§ What you will do: Look through the records, and wherever the string "this" turns up, copy out that line.
==== Information given ====
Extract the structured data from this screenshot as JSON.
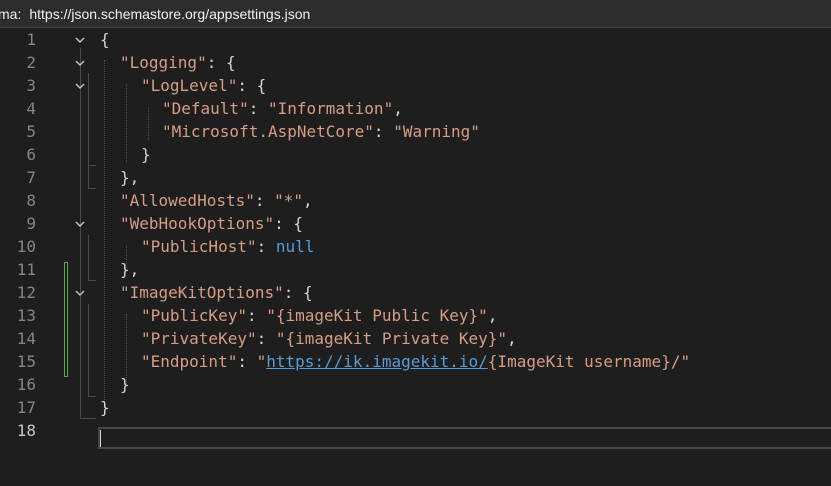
{
  "schema_bar": {
    "label": "ma:",
    "url": "https://json.schemastore.org/appsettings.json"
  },
  "lines": [
    {
      "n": "1"
    },
    {
      "n": "2"
    },
    {
      "n": "3"
    },
    {
      "n": "4"
    },
    {
      "n": "5"
    },
    {
      "n": "6"
    },
    {
      "n": "7"
    },
    {
      "n": "8"
    },
    {
      "n": "9"
    },
    {
      "n": "10"
    },
    {
      "n": "11"
    },
    {
      "n": "12"
    },
    {
      "n": "13"
    },
    {
      "n": "14"
    },
    {
      "n": "15"
    },
    {
      "n": "16"
    },
    {
      "n": "17"
    },
    {
      "n": "18"
    }
  ],
  "code": {
    "l1": "{",
    "l2_key": "\"Logging\"",
    "l3_key": "\"LogLevel\"",
    "l4_key": "\"Default\"",
    "l4_val": "\"Information\"",
    "l5_key": "\"Microsoft.AspNetCore\"",
    "l5_val": "\"Warning\"",
    "l8_key": "\"AllowedHosts\"",
    "l8_val": "\"*\"",
    "l9_key": "\"WebHookOptions\"",
    "l10_key": "\"PublicHost\"",
    "l10_val": "null",
    "l12_key": "\"ImageKitOptions\"",
    "l13_key": "\"PublicKey\"",
    "l13_val": "\"{imageKit Public Key}\"",
    "l14_key": "\"PrivateKey\"",
    "l14_val": "\"{imageKit Private Key}\"",
    "l15_key": "\"Endpoint\"",
    "l15_val_quote": "\"",
    "l15_val_link": "https://ik.imagekit.io/",
    "l15_val_rest": "{ImageKit username}/\""
  },
  "icons": {
    "fold": "chevron-down-icon"
  },
  "colors": {
    "background": "#1e1e1e",
    "string": "#d69d85",
    "keyword": "#569cd6",
    "line_number": "#858585",
    "change_marker": "#55a845"
  }
}
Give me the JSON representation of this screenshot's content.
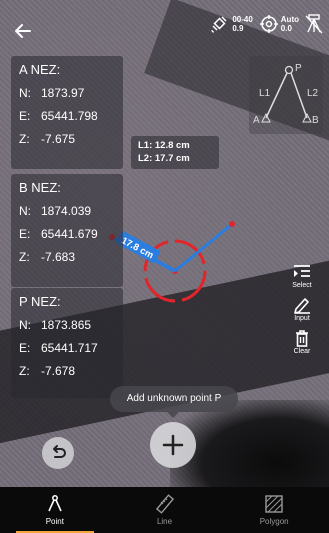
{
  "top_bar": {
    "status_satellite": {
      "icon": "satellite-icon",
      "top": "00-40",
      "bottom": "0.9"
    },
    "status_target": {
      "icon": "crosshair-icon",
      "top": "Auto",
      "bottom": "0.0"
    },
    "status_tripod": {
      "icon": "tripod-off-icon"
    }
  },
  "points": [
    {
      "title": "A NEZ:",
      "n_key": "N:",
      "n": "1873.97",
      "e_key": "E:",
      "e": "65441.798",
      "z_key": "Z:",
      "z": "-7.675"
    },
    {
      "title": "B NEZ:",
      "n_key": "N:",
      "n": "1874.039",
      "e_key": "E:",
      "e": "65441.679",
      "z_key": "Z:",
      "z": "-7.683"
    },
    {
      "title": "P NEZ:",
      "n_key": "N:",
      "n": "1873.865",
      "e_key": "E:",
      "e": "65441.717",
      "z_key": "Z:",
      "z": "-7.678"
    }
  ],
  "lengths": {
    "l1": "L1:  12.8 cm",
    "l2": "L2:  17.7 cm"
  },
  "measurement_label": "17.8 cm",
  "diagram": {
    "p": "P",
    "a": "A",
    "b": "B",
    "l1": "L1",
    "l2": "L2"
  },
  "tools": {
    "select": "Select",
    "input": "Input",
    "clear": "Clear"
  },
  "tooltip": "Add unknown point P",
  "nav": [
    {
      "label": "Point",
      "active": true
    },
    {
      "label": "Line",
      "active": false
    },
    {
      "label": "Polygon",
      "active": false
    }
  ],
  "colors": {
    "accent": "#f3a53a",
    "measure_line": "#2b7de0",
    "target": "#e0262a"
  }
}
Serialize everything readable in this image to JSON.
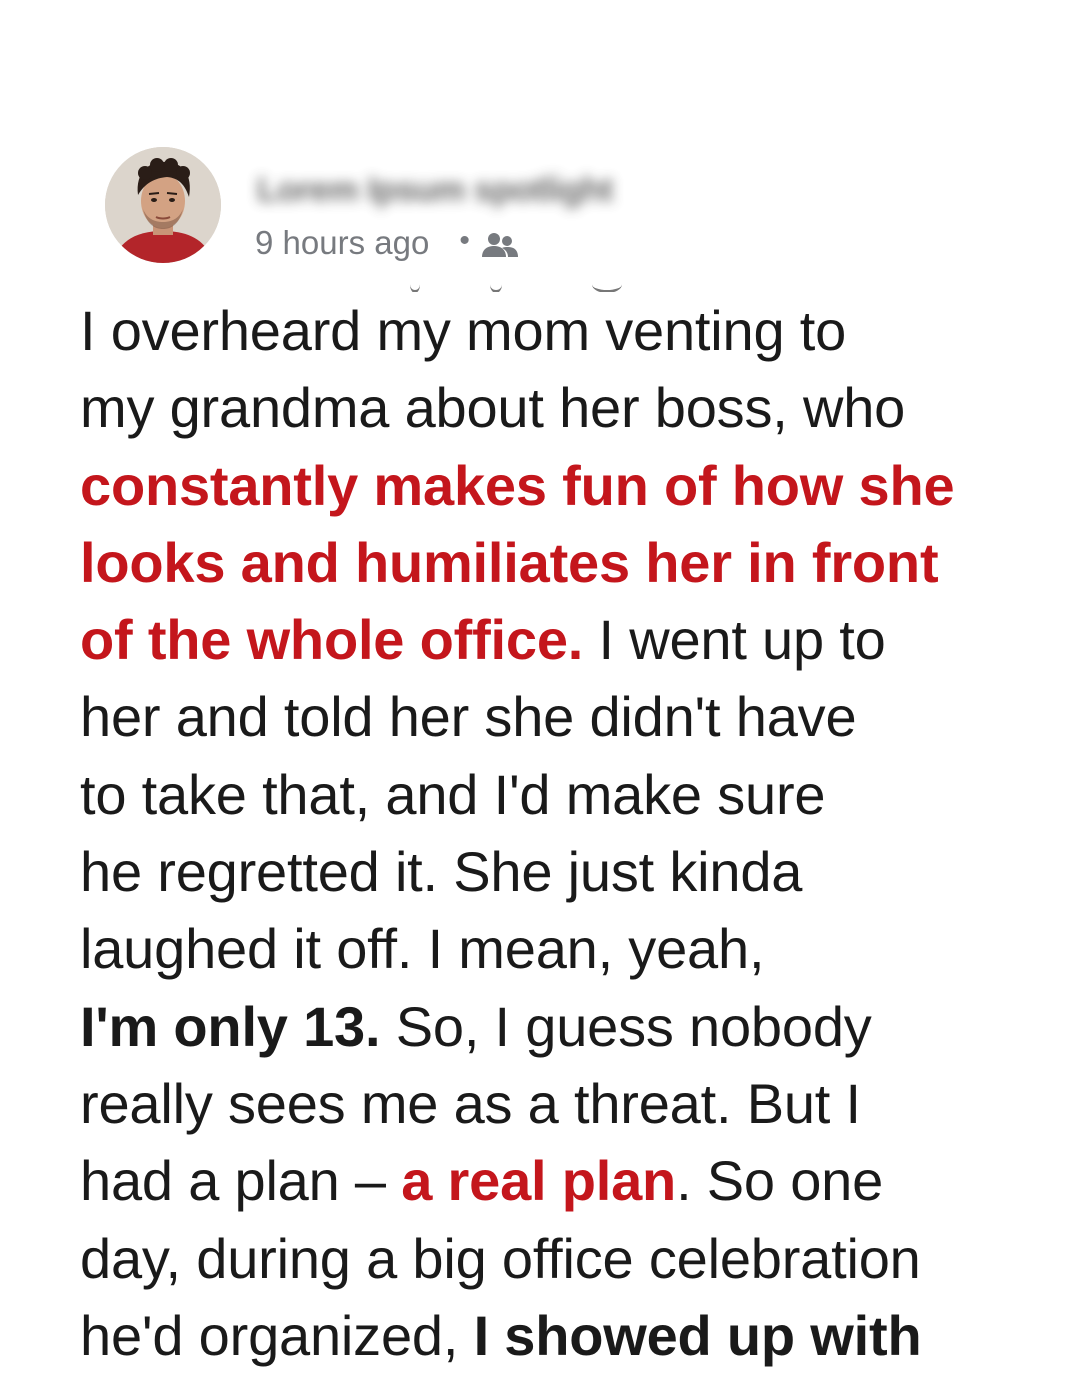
{
  "post": {
    "author_name": "Lorem Ipsum spotlight",
    "timestamp": "9 hours ago",
    "separator": "•",
    "audience_icon": "friends-icon"
  },
  "story": {
    "line_1": "I overheard my mom venting to",
    "line_2": "my grandma about her boss, who",
    "line_3_red": "constantly makes fun of how she",
    "line_4_red": "looks and humiliates her in front",
    "line_5_red": "of the whole office.",
    "line_5_tail": " I went up to",
    "line_6": "her and told her she didn't have",
    "line_7": "to take that, and I'd make sure",
    "line_8": "he regretted it. She just kinda",
    "line_9": "laughed it off. I mean, yeah,",
    "line_10_bold": "I'm only 13.",
    "line_10_tail": " So, I guess nobody",
    "line_11": "really sees me as a threat. But I",
    "line_12_head": "had a plan – ",
    "line_12_red": "a real plan",
    "line_12_tail": ". So one",
    "line_13": "day, during a big office celebration",
    "line_14_head": "he'd organized, ",
    "line_14_bold": "I showed up with"
  },
  "colors": {
    "highlight_red": "#c4161c",
    "body_text": "#1a1a1a",
    "meta_gray": "#777a7f"
  }
}
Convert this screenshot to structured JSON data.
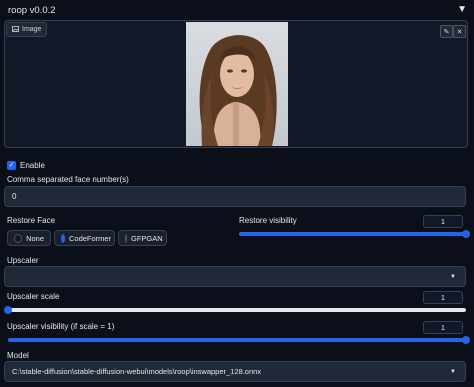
{
  "panel": {
    "title": "roop v0.0.2",
    "collapse_icon": "triangle-down-icon"
  },
  "image": {
    "tag_label": "Image",
    "tag_icon": "image-icon",
    "edit_icon": "pencil-icon",
    "clear_icon": "close-icon"
  },
  "enable": {
    "label": "Enable",
    "checked": true
  },
  "face_numbers": {
    "label": "Comma separated face number(s)",
    "value": "0"
  },
  "restore_face": {
    "label": "Restore Face",
    "options": [
      "None",
      "CodeFormer",
      "GFPGAN"
    ],
    "selected": "CodeFormer"
  },
  "restore_visibility": {
    "label": "Restore visibility",
    "value": "1",
    "fraction": 1.0
  },
  "upscaler": {
    "label": "Upscaler",
    "value": ""
  },
  "upscaler_scale": {
    "label": "Upscaler scale",
    "value": "1",
    "fraction": 0.0
  },
  "upscaler_visibility": {
    "label": "Upscaler visibility (if scale = 1)",
    "value": "1",
    "fraction": 1.0
  },
  "model": {
    "label": "Model",
    "value": "C:\\stable-diffusion\\stable-diffusion-webui\\models\\roop\\inswapper_128.onnx"
  },
  "colors": {
    "accent": "#2563eb",
    "background": "#0b0f19",
    "input_bg": "#1f2937",
    "border": "#374151"
  }
}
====
§ Solution to the problem:
Extract the structured data from this screenshot as JSON.
Give me the JSON representation of this screenshot's content.
Serialize everything readable in this image to JSON.
Convert this screenshot to structured JSON data.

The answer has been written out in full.